Pesticides that contain harmful or toxic chemicals can be dangerous. Chemicals can contaminate soil and water and pollute the air and environment. Although chemical treatments are sometimes necessary to clear up difficult lawn problems, organic solutions are a safer approach. Organic lawn care is a great alternative to chemical pesticide treatments. Organic lawn care solutions provide a safe chemical-free environment for your family and pets and promote healthy green living principles for your home. Before working with chemical-based pesticides, talk to your lawn care professional with lawn care questions on the different types of available pesticides.
14. Should I Invest in Organic Lawn Care?
Organic lawn care is a great way to maintain a green, healthy lawn with natural, chemical-free products. Going green doesn’t mean that you have to give up a well-maintained lawn or spend extra time and effort on lawn care. Organic lawn care promotes a healthy lawn using natural solutions. Conventional lawn care protects your lawn against common lawn diseases, insects and pests with chemical treatments, while an organic lawn creates its own natural defenses. Organic fertilizers and pest control treatments create a healthy soil environment that establishes a balanced ecosystem and a healthy balance between plants and insects. Since organic products are chemical-free, they’re absorbed faster, and your lawn recognizes them as familiar, organic compounds that are biodegradable. With organic lawn care, you don’t have to worry about your family, children or pets being harmed by chemicals. If you have organic lawn care questions, talk to a Bergen County landscape company about the benefits of organic lawn care for your home.
15. Do I Need to Test My Soil?
The texture and pH balance of your soil will impact grass and plant growth and overall health. Sandy soils drain quickly and don’t hold much moisture. Silty soils feel slick when wet. They creates a slippery surface that helps drainage. Clay soils are smooth when dry and sticky when wet. Soils that are high in clay content are referred to as heavy soils. They hold a lot of nutrients, but don’t let air and water penetrate the soil well. Your soil type and particle size has a lot to do with proper drainage and your soil’s ability to hold important nutrients that promote plant growth.

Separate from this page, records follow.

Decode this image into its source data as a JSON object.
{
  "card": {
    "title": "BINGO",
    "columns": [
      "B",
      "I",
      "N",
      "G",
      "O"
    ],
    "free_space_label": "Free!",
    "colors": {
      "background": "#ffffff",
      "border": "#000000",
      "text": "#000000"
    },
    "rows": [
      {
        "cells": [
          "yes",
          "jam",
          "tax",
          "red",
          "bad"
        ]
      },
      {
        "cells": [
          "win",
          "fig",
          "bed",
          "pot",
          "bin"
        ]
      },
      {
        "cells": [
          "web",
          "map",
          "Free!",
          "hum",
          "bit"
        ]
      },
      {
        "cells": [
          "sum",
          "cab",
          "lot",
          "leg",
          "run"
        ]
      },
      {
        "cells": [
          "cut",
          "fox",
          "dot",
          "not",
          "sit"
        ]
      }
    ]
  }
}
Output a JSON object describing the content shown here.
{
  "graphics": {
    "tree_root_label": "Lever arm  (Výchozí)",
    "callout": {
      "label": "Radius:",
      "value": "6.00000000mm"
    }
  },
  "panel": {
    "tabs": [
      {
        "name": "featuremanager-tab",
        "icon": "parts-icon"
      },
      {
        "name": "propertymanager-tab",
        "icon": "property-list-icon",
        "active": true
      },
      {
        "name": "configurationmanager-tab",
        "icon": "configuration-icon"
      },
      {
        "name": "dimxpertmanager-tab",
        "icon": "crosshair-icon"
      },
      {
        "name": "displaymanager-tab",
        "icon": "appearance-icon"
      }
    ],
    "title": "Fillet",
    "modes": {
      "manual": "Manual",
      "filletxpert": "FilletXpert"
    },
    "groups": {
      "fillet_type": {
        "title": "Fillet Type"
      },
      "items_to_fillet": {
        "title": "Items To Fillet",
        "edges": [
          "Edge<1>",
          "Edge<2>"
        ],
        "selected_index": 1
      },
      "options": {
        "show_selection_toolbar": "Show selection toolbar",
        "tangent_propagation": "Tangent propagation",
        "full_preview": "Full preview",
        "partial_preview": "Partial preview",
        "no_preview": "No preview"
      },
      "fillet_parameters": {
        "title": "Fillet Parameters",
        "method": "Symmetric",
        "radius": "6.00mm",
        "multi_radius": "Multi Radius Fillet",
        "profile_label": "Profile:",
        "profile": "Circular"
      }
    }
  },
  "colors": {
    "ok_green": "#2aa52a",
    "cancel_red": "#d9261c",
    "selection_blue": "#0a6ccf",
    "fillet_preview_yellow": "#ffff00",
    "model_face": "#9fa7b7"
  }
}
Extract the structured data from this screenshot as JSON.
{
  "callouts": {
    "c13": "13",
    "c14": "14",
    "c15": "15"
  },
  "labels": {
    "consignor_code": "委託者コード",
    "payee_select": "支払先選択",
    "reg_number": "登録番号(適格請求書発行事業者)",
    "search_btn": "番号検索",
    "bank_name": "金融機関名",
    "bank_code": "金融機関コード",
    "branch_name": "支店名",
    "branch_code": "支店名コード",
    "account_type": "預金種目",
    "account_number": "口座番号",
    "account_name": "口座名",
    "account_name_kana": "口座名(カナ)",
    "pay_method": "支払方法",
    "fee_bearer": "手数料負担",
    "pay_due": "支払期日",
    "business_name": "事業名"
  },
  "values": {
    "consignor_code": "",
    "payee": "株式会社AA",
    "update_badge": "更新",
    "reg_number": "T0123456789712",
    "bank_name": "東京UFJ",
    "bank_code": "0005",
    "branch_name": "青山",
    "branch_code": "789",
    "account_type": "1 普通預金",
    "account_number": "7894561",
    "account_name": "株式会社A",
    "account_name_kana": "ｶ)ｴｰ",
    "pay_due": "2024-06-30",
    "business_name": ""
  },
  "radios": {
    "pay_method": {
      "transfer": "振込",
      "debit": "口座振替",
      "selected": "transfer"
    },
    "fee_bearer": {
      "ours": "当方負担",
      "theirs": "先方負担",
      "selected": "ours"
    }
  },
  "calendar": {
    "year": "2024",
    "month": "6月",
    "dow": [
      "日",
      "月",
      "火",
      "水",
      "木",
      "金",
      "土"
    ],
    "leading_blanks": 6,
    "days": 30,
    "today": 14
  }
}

To test your soil, start by doing a soil test for pH balance to determine if you’re working with acid or alkaline soil conditions. You can purchase a soil test kit at a local garden or home improvement store and do your own test, or call a landscape professional to do a soil test for you. If you hire a landscape company for regular lawn care in NJ, a soil test is usually included in lawn care and maintenance. For lawn care questions about your soil type, talk to your lawn care professional.